Lark Rise to Candleford
Watch Sundays at 7pm
Julia Sawalha, Olivia Hallinan, Dawn French, Brendan Coyle, Olivia Grant, Mark Heap, Ben Miles and Liz Smith star in a ten-part adaptation of Flora Thompson's magical memoir of her Oxfordshire childhood for BBC One, Lark Rise To Candleford, a love letter to a vanished corner of rural England and a heart-warming drama series teeming with wit, wisdom and romance.
Set in the small hamlet of Lark Rise and the wealthier neighbouring market town, Candleford, at the end of the 19th Century, the series chronicles the daily lives of farm workers, craftsmen and gentry, observing characters in loving, boisterous and competing communities of families, rivals, friends and neighbours.
This world is seen through the eyes of a teenage girl, Laura Timmins (Olivia Hallinan – Sugar Rush, Torchwood), as she leaves Lark Rise to start a new life under the wing of her cousin, the independent and effervescent Dorcas Lane (Julia Sawalha – Hornblower, Pride And Prejudice), who is Post Mistress at the local Post Office in Candleford.
Through them, viewers experience the force of friendship as they see each other through the best and worst of times. Lark Rise To Candleford is warm, funny, poignant, occasionally tragic but overall a celebration of the spirit of community.
Jane Tranter, Controller of BBC Fiction, says: "Bill Gallagher has created a strong, funny and heart-warming drama series from Flora Thompson's novel.
"His drama naturally displays the enduring beauty of the English countryside but, more than that, it displays the enduring power of human landscape: the comedy, the whimsy, the moments of pain and heartbreak, and the collective and courageous force of family, friends and neighbours that see our characters through the best and worst of times.
"The talent and strength of the assembled cast and production team pay tribute to the excellence of Bill's vision and scripts."
Kate Harwood, Head of Series and Serials, adds: "Lark Rise To Candleford, Flora Thompson's touching and personal memoir of her North Oxfordshire youth, was originally developed by BBC Drama Production as a conventional drama serial. Eventually, the idea came to find a different take on the book and to develop it as a longer running pre-watershed, returnable drama series.

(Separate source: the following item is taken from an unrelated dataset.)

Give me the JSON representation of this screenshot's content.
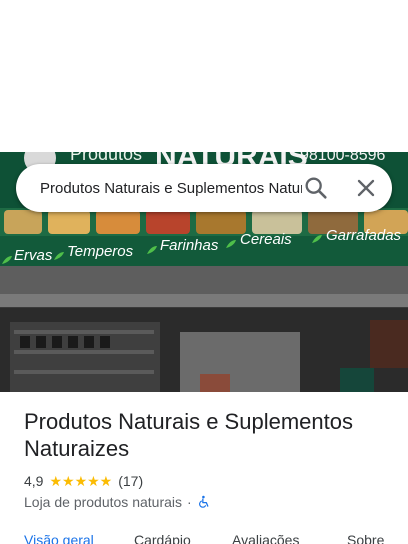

"Happily the material responded wonderfully to this; as writer Bill Gallagher says, the books are crammed so full of stories that you can just shake the pages and another one falls out. But Flora Thompson's stories are very particular; they are anecdotal and personal and therefore need a dramatist's imagination and narrative skills to take them from a beautifully evoked idea and to turn them into a fully fledged, hour-long drama.
"For example, the opening story of the series, which tells of a dispute between the two communities that has to be resolved using some delicate and clever thinking, is one that is contained in no more than a few sentences in the book. Bill has taken that idea and turned it into a richly and touching narrative through which we launch Laura on her journey to Candleford and into her adult life."